[Editor’s note: Excerpts are from a review of a book by writer Cordelia Fine, who challenges the notion that testosterone is the driving force in sex and society.]
“Testosterone Rex”, Fine’s target, is the name she gives to “that familiar, plausible, pervasive and powerful story of sex and society”, which holds that inequality of the sexes is natural, not cultural. After all, testosterone makes men tall, hairy and deep-voiced; it makes a certain superficial sense to imagine it also produces other characteristics we think of as masculine, such as leadership, violence and horniness.
If neuroscientist Simon Baron-Cohen was correct that hormones make the man or woman, and we are what we secrete, then efforts to end male dominance would be futile at best and possibly downright harmful. But this, of course, assumes that “Testosterone Rex” is fact when, as Fine compellingly argues, it’s actually fiction.
In other words, being male or female isn’t enough to make you into your society’s version of a man or a woman. There is no “male brain” or “female brain”. But as soon as your maleness or femaleness is recognised, other people start to treat you in ways that form you into a man or a woman, with the support of toys, books, role models and a million other subtle nudges.

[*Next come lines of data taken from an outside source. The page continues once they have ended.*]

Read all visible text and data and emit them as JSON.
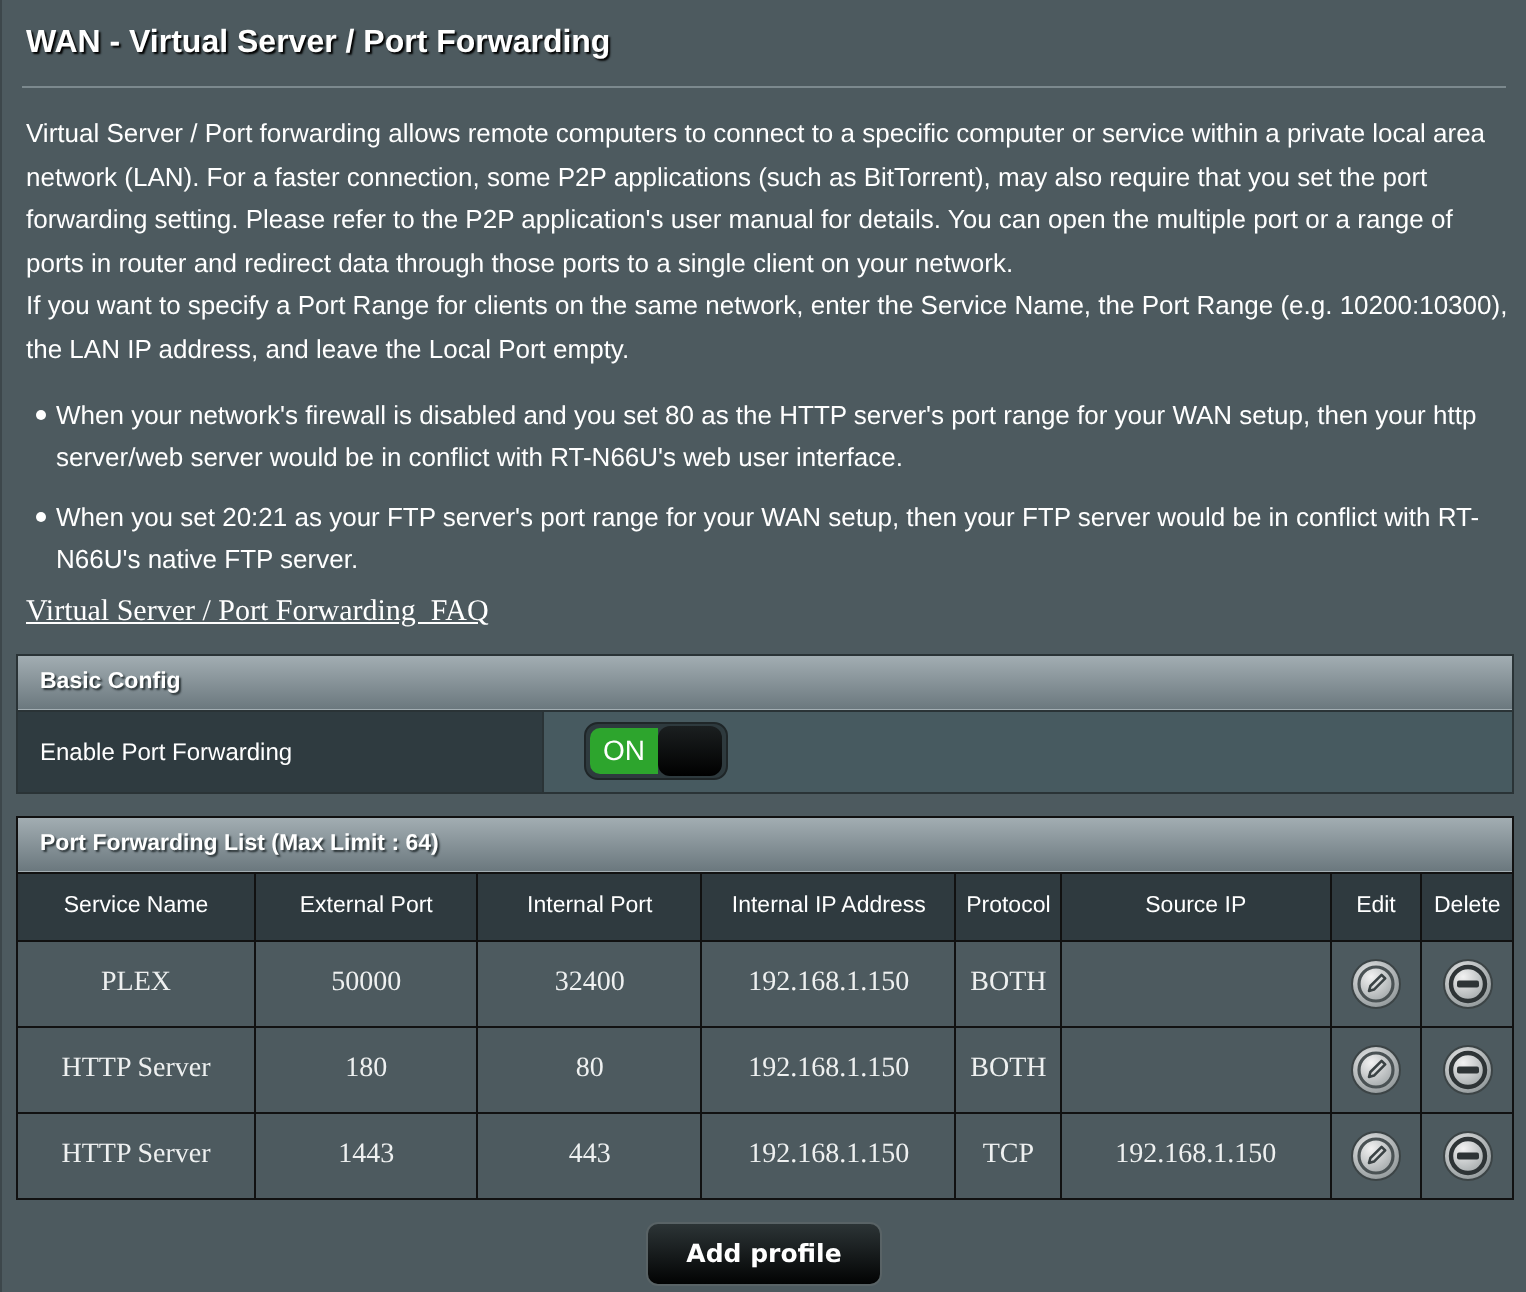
{
  "page": {
    "title": "WAN - Virtual Server / Port Forwarding",
    "description": [
      "Virtual Server / Port forwarding allows remote computers to connect to a specific computer or service within a private local area network (LAN). For a faster connection, some P2P applications (such as BitTorrent), may also require that you set the port forwarding setting. Please refer to the P2P application's user manual for details. You can open the multiple port or a range of ports in router and redirect data through those ports to a single client on your network.",
      "If you want to specify a Port Range for clients on the same network, enter the Service Name, the Port Range (e.g. 10200:10300), the LAN IP address, and leave the Local Port empty."
    ],
    "notes": [
      "When your network's firewall is disabled and you set 80 as the HTTP server's port range for your WAN setup, then your http server/web server would be in conflict with RT-N66U's web user interface.",
      "When you set 20:21 as your FTP server's port range for your WAN setup, then your FTP server would be in conflict with RT-N66U's native FTP server."
    ],
    "faq_link": "Virtual Server / Port Forwarding  FAQ"
  },
  "basic_config": {
    "title": "Basic Config",
    "rows": [
      {
        "label": "Enable Port Forwarding",
        "kind": "toggle",
        "on": true,
        "toggle_label": "ON"
      }
    ]
  },
  "port_forwarding_list": {
    "title": "Port Forwarding List (Max Limit : 64)",
    "columns": [
      "Service Name",
      "External Port",
      "Internal Port",
      "Internal IP Address",
      "Protocol",
      "Source IP",
      "Edit",
      "Delete"
    ],
    "rows": [
      {
        "service_name": "PLEX",
        "external_port": "50000",
        "internal_port": "32400",
        "internal_ip": "192.168.1.150",
        "protocol": "BOTH"
      },
      {
        "service_name": "HTTP Server",
        "external_port": "180",
        "internal_port": "80",
        "internal_ip": "192.168.1.150",
        "protocol": "BOTH"
      },
      {
        "service_name": "HTTP Server",
        "external_port": "1443",
        "internal_port": "443",
        "internal_ip": "192.168.1.150",
        "protocol": "TCP",
        "source_ip": "192.168.1.150"
      }
    ]
  },
  "add_button": "Add profile"
}
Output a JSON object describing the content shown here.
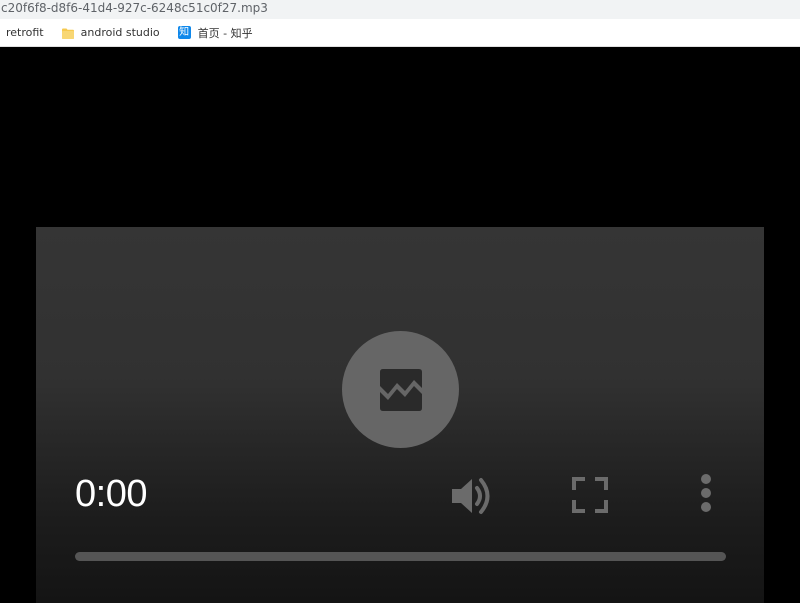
{
  "window": {
    "title": "c20f6f8-d8f6-41d4-927c-6248c51c0f27.mp3"
  },
  "bookmarks": [
    {
      "label": "retrofit",
      "icon": "none"
    },
    {
      "label": "android studio",
      "icon": "folder-icon"
    },
    {
      "label": "首页 - 知乎",
      "icon": "zhihu-icon",
      "icon_glyph": "知"
    }
  ],
  "player": {
    "time": "0:00",
    "progress": 0,
    "state_icon": "broken-image-icon",
    "controls": [
      "volume-icon",
      "fullscreen-icon",
      "more-options-icon"
    ]
  },
  "colors": {
    "accent_zhihu": "#0f88eb",
    "folder": "#f6c94f",
    "player_bg_top": "#353535",
    "control_icon": "#6b6b6b"
  }
}
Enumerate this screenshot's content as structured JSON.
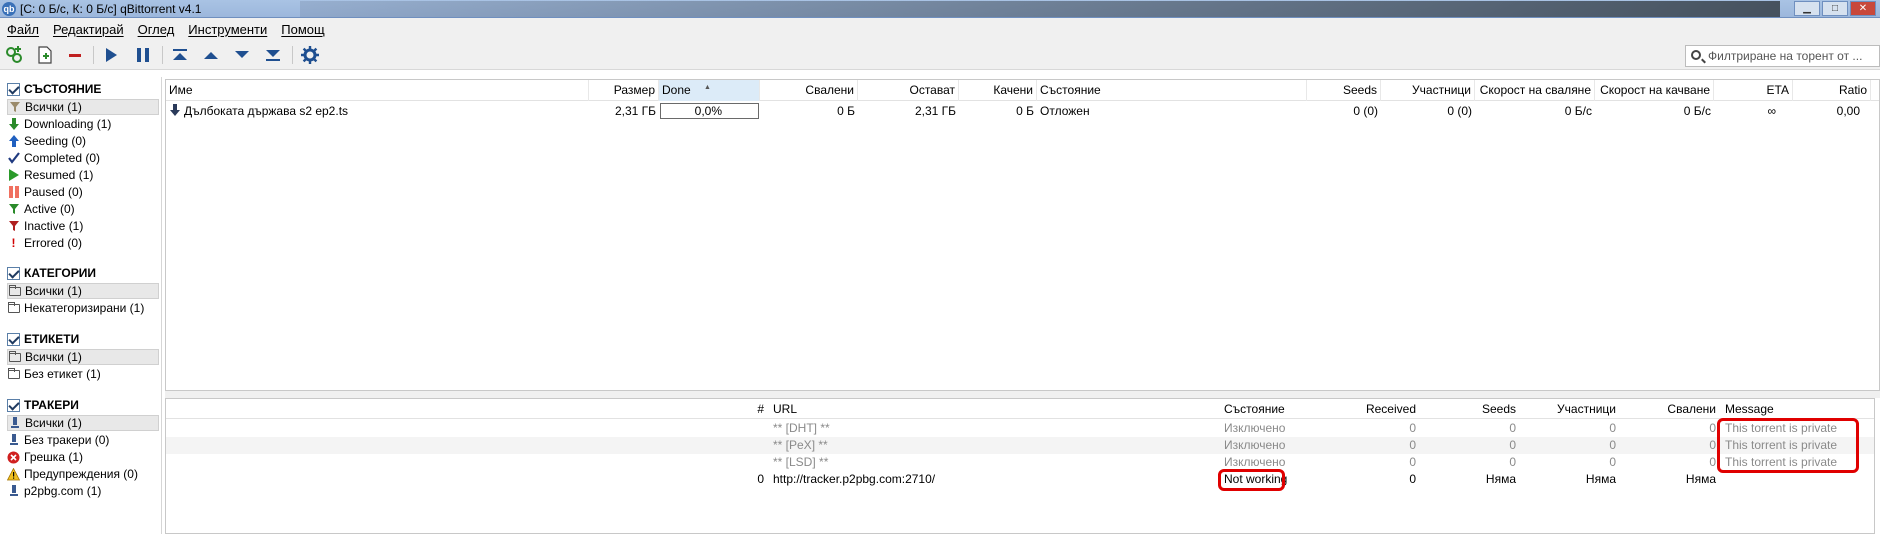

The GLP aggregated and excerpted this blog/article to reflect the diversity of news, opinion, and analysis. Read full, original post: Testosterone Rex by Cordelia Fine review – the question of men’s and women’s brains